This summary of a Cochrane review presents what we know from research about the effect of glucocorticoid injections (into affected joints) in people with acute gout. There were no trials that met our inclusion criteria, and no trials measuring the effect on pain, inflammation, the number of withdrawals due to adverse events, function, quality of life, treatment success and serious adverse events. Studies of glucocorticoid injections in other conditions that lead to joint pain suggest that this therapy may be well tolerated, relatively safe and effective in relieving pain.
What is gout, and what are intra-articular glucocorticoids?
Gout is a disease caused by high uric acid levels in the blood leading to crystal formation in the joints. People with gout can have flares of extremely painful, warm, red and swollen joints, usually in the big toe, ankle or knee. Gout usually presents as acute attacks causing joint swelling and pain but also can lead to chronic arthritis. While there is no cure for the disease, treatment can prevent recurrent gout attacks and improve its chronic form. Acute attacks may be provoked by trauma, ingesting certain medications (for example diuretics), hospitalisation, alcohol use and surgery.
Intra-articular glucocorticoids are a medication that is injected into joints; glucocorticoids are man-made drugs that closely resemble cortisol, a hormone that is produced by the adrenal glands. Oral pain or anti-inflammatory medications are usually used to treat acute gout. Intra-articular glucocorticoids are used if the usual medications don't work or if people are unable to take the usual medications because of other health problems.
While we were unable to find any controlled trials that have compared intra-articular glucocorticoids to placebo or another treatment, trials of intra-articular glucocorticoids for other conditions including osteoarthritis (some of which include people who have other types of crystals in their joints) and rheumatoid arthritis have found that this treatment is effective and safe. It is likely that these results would be generalisable to people with acute gout.
There is presently no evidence from randomised trials to support the use of intra-articular glucocorticoid treatment in acute gout. Evidence suggests intra-articular glucocorticoids may be a safe and effective treatment in osteoarthritis and rheumatoid arthritis. These results may be generalisable to people with acute gout, and the treatment may be especially useful in people when non-steroidal anti-inflammatory drugs or colchicine are contraindicated.
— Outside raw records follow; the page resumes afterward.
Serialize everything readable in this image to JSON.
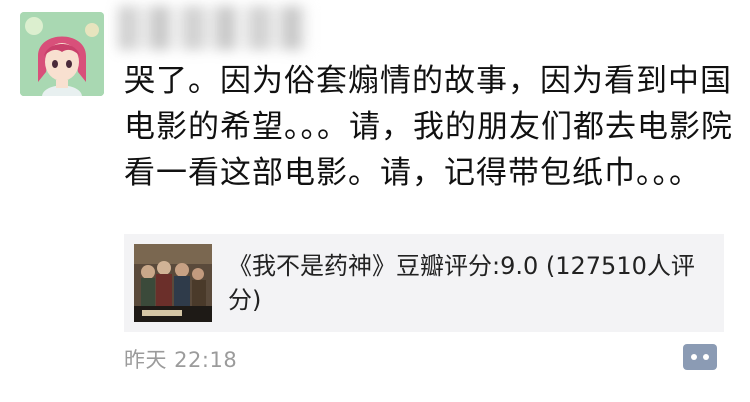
{
  "post": {
    "text": "哭了。因为俗套煽情的故事，因为看到中国电影的希望。。。请，我的朋友们都去电影院看一看这部电影。请，记得带包纸巾。。。",
    "timestamp": "昨天 22:18"
  },
  "share": {
    "title": "《我不是药神》豆瓣评分:9.0 (127510人评分)",
    "thumbnail_icon": "movie-poster-thumbnail"
  },
  "actions": {
    "comment_icon": "comment-bubble-icon",
    "accent": "#8b9bb4"
  }
}
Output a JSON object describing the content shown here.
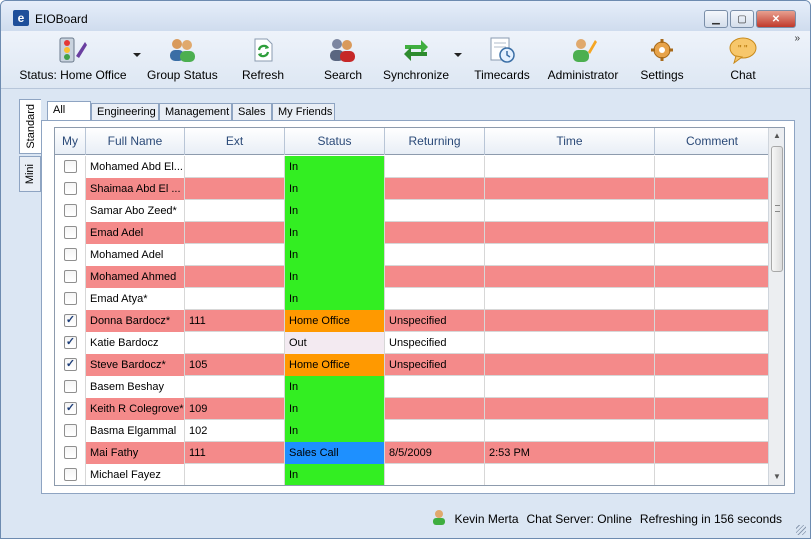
{
  "window": {
    "title": "EIOBoard",
    "app_icon_glyph": "e"
  },
  "toolbar": {
    "items": [
      {
        "label": "Status: Home Office",
        "icon": "status-traffic-light-icon",
        "has_dropdown": true
      },
      {
        "label": "Group Status",
        "icon": "group-people-icon",
        "has_dropdown": false
      },
      {
        "label": "Refresh",
        "icon": "refresh-icon",
        "has_dropdown": false
      },
      {
        "label": "Search",
        "icon": "search-people-icon",
        "has_dropdown": false
      },
      {
        "label": "Synchronize",
        "icon": "synchronize-arrows-icon",
        "has_dropdown": true
      },
      {
        "label": "Timecards",
        "icon": "timecard-clock-icon",
        "has_dropdown": false
      },
      {
        "label": "Administrator",
        "icon": "administrator-icon",
        "has_dropdown": false
      },
      {
        "label": "Settings",
        "icon": "settings-gear-icon",
        "has_dropdown": false
      },
      {
        "label": "Chat",
        "icon": "chat-bubble-icon",
        "has_dropdown": false
      }
    ],
    "more_glyph": "»"
  },
  "side_tabs": [
    {
      "label": "Standard",
      "active": true
    },
    {
      "label": "Mini",
      "active": false
    }
  ],
  "group_tabs": [
    {
      "label": "All",
      "active": true
    },
    {
      "label": "Engineering",
      "active": false
    },
    {
      "label": "Management",
      "active": false
    },
    {
      "label": "Sales",
      "active": false
    },
    {
      "label": "My Friends",
      "active": false
    }
  ],
  "grid": {
    "columns": [
      "My",
      "Full Name",
      "Ext",
      "Status",
      "Returning",
      "Time",
      "Comment"
    ],
    "rows": [
      {
        "my": false,
        "name": "Mohamed Abd El...",
        "ext": "",
        "status": "In",
        "returning": "",
        "time": "",
        "comment": "",
        "highlight": false,
        "status_color": "#33ee22"
      },
      {
        "my": false,
        "name": "Shaimaa Abd El ...",
        "ext": "",
        "status": "In",
        "returning": "",
        "time": "",
        "comment": "",
        "highlight": true,
        "status_color": "#33ee22"
      },
      {
        "my": false,
        "name": "Samar Abo Zeed*",
        "ext": "",
        "status": "In",
        "returning": "",
        "time": "",
        "comment": "",
        "highlight": false,
        "status_color": "#33ee22"
      },
      {
        "my": false,
        "name": "Emad Adel",
        "ext": "",
        "status": "In",
        "returning": "",
        "time": "",
        "comment": "",
        "highlight": true,
        "status_color": "#33ee22"
      },
      {
        "my": false,
        "name": "Mohamed Adel",
        "ext": "",
        "status": "In",
        "returning": "",
        "time": "",
        "comment": "",
        "highlight": false,
        "status_color": "#33ee22"
      },
      {
        "my": false,
        "name": "Mohamed Ahmed",
        "ext": "",
        "status": "In",
        "returning": "",
        "time": "",
        "comment": "",
        "highlight": true,
        "status_color": "#33ee22"
      },
      {
        "my": false,
        "name": "Emad Atya*",
        "ext": "",
        "status": "In",
        "returning": "",
        "time": "",
        "comment": "",
        "highlight": false,
        "status_color": "#33ee22"
      },
      {
        "my": true,
        "name": "Donna Bardocz*",
        "ext": "111",
        "status": "Home Office",
        "returning": "Unspecified",
        "time": "",
        "comment": "",
        "highlight": true,
        "status_color": "#ff9900"
      },
      {
        "my": true,
        "name": "Katie Bardocz",
        "ext": "",
        "status": "Out",
        "returning": "Unspecified",
        "time": "",
        "comment": "",
        "highlight": false,
        "status_color": "#f3eaf1"
      },
      {
        "my": true,
        "name": "Steve Bardocz*",
        "ext": "105",
        "status": "Home Office",
        "returning": "Unspecified",
        "time": "",
        "comment": "",
        "highlight": true,
        "status_color": "#ff9900"
      },
      {
        "my": false,
        "name": "Basem Beshay",
        "ext": "",
        "status": "In",
        "returning": "",
        "time": "",
        "comment": "",
        "highlight": false,
        "status_color": "#33ee22"
      },
      {
        "my": true,
        "name": "Keith R Colegrove*",
        "ext": "109",
        "status": "In",
        "returning": "",
        "time": "",
        "comment": "",
        "highlight": true,
        "status_color": "#33ee22"
      },
      {
        "my": false,
        "name": "Basma Elgammal",
        "ext": "102",
        "status": "In",
        "returning": "",
        "time": "",
        "comment": "",
        "highlight": false,
        "status_color": "#33ee22"
      },
      {
        "my": false,
        "name": "Mai Fathy",
        "ext": "111",
        "status": "Sales Call",
        "returning": "8/5/2009",
        "time": "2:53 PM",
        "comment": "",
        "highlight": true,
        "status_color": "#1e90ff"
      },
      {
        "my": false,
        "name": "Michael Fayez",
        "ext": "",
        "status": "In",
        "returning": "",
        "time": "",
        "comment": "",
        "highlight": false,
        "status_color": "#33ee22"
      }
    ]
  },
  "statusbar": {
    "user": "Kevin Merta",
    "chat_server": "Chat Server: Online",
    "refreshing": "Refreshing in 156 seconds"
  },
  "colors": {
    "highlight_row": "#f48a8a",
    "normal_row": "#ffffff",
    "header_text": "#2b4a78"
  }
}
Although intra-articular glucocorticoids are a commonly used intervention in the treatment of acute gout, there is little evidence to support their safety and efficacy in this setting.
To evaluate the safety and efficacy of intra-articular glucocorticoids in the treatment of acute gout.
We searched the Cochrane Central Register of Controlled Trials (CENTRAL) (The Cochrane Library), Ovid MEDLINE and Ovid EMBASE for studies to 16th October 2012. We also searched the 2010 to 2011 American College of Rheumatology (ACR) and European League against Rheumatism (EULAR) abstracts and performed a handsearch of the reference lists of articles considered for inclusion.
Studies were eligible for inclusion if they were randomised controlled trials (RCTs) or controlled clinical trials (CCTs) that used quasi-randomisation methods to allocate participants to treatment and compared intra-articular glucocorticoids to another therapy (active or placebo) in adults with acute gout. Outcomes selected for inclusion were pain, the proportion of participant withdrawals due to adverse events, inflammation, function, patient global assessment of treatment success, quality of life and proportion of particpants with serious adverse events.
Two review authors independently selected the studies for inclusion and planned to extract the data and perform a risk of bias assessment.
No trials were identified that evaluated the efficacy and safety of intra-articular glucocorticoids for acute gout.